EMSL Project ID


It is now generally accepted that most of the organic matter in soils consists of materials that have been processed by the microbial community. Indeed, "necromass"--the remains of dead microbial cells--likely makes up most of the soil organic matter. Thus, microorganisms are not only vital as catalysts of organic matter turnover but the components of their necromass are the compounds that are recycled. Our goal is to quantify the enzymatic mechanisms involved in the recycling of microbial necromass in soil (i.e., residual proteins, nucleic acids, and cell wall components of dead microbial cells) and measure the products of this turnover. This requires the identification of the corresponding extracellular enzymes and the characterization of their degradation products. In the past, potential extracellular enzyme activity has commonly been measured, but this does not provide insight into the diversity of these enzymes nor the organisms responsible for their production. We will use activity based probes developed by EMSL scientists to selectively isolate classes of extracellular enzymes (e.g., serine proteases, metalloproteases, chitinases) and use the EMSL metaproteomic pipeline to sequence these enzymes and identify their origin, something that has not been done before in soils. In order to identify the products of enzymatic degradation, we will add necromass (killed bacteria and fungi, and their major cellular constituents) to soil in an incubation study. Periodically we will collect the dissolved organic matter and use metabolomics analysis techniques pioneered by EMSL scientists to identify the constituents of the dissolved organic matter produced during necromass decomposition. This represents a cutting-edge application of metabolomics to soil biogeochemical cycling. Achieving these objectives will provide better understanding of how C and N are cycled in soils and how this cycling is linked to the microorganisms involved in these processes. Such information will provide insights into the integration of multiple 'omics methods and ultimately inform and improve biogeochemical models.
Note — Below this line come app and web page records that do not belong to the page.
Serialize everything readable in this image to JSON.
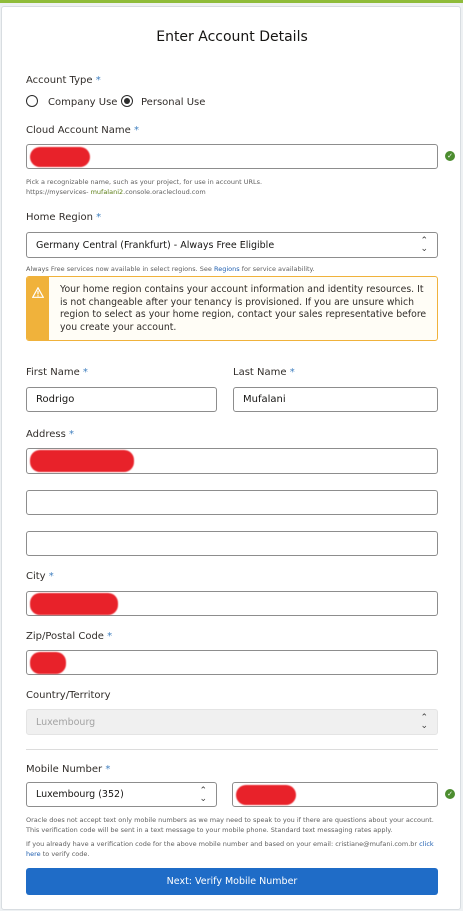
{
  "page": {
    "title": "Enter Account Details"
  },
  "account_type": {
    "label": "Account Type",
    "required_mark": "*",
    "options": [
      "Company Use",
      "Personal Use"
    ]
  },
  "cloud_account": {
    "label": "Cloud Account Name",
    "required_mark": "*",
    "help_line1": "Pick a recognizable name, such as your project, for use in account URLs.",
    "help_prefix": "https://myservices-",
    "help_name": "mufalani2",
    "help_suffix": ".console.oraclecloud.com"
  },
  "home_region": {
    "label": "Home Region",
    "required_mark": "*",
    "value": "Germany Central (Frankfurt) - Always Free Eligible",
    "help_prefix": "Always Free services now available in select regions. See",
    "help_link": "Regions",
    "help_suffix": "for service availability.",
    "warning": "Your home region contains your account information and identity resources. It is not changeable after your tenancy is provisioned. If you are unsure which region to select as your home region, contact your sales representative before you create your account."
  },
  "first_name": {
    "label": "First Name",
    "required_mark": "*",
    "value": "Rodrigo"
  },
  "last_name": {
    "label": "Last Name",
    "required_mark": "*",
    "value": "Mufalani"
  },
  "address": {
    "label": "Address",
    "required_mark": "*"
  },
  "city": {
    "label": "City",
    "required_mark": "*"
  },
  "zip": {
    "label": "Zip/Postal Code",
    "required_mark": "*"
  },
  "country": {
    "label": "Country/Territory",
    "value": "Luxembourg"
  },
  "mobile": {
    "label": "Mobile Number",
    "required_mark": "*",
    "country_code": "Luxembourg (352)",
    "notice": "Oracle does not accept text only mobile numbers as we may need to speak to you if there are questions about your account. This verification code will be sent in a text message to your mobile phone. Standard text messaging rates apply.",
    "verify_prefix": "If you already have a verification code for the above mobile number and based on your email: cristiane@mufani.com.br",
    "verify_link": "click here",
    "verify_suffix": "to verify code."
  },
  "next_button": {
    "label": "Next: Verify Mobile Number"
  },
  "icons": {
    "valid": "check-circle-icon",
    "warning": "warning-triangle-icon",
    "select": "chevron-up-down-icon"
  },
  "colors": {
    "accent": "#1f6cc7",
    "required": "#3f7fbf",
    "valid": "#4c8d2f",
    "warning": "#f0b23b",
    "redaction": "#e8222a"
  }
}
Project Details

Project type
Large-Scale EMSL Research
Start Date
End Date


Principal Investigator

David Myrold
Oregon State University


Ryan Mueller
Oregon State University

Team Members

Markus Kleber
Oregon State University

Mary Lipton
Environmental Molecular Sciences Laboratory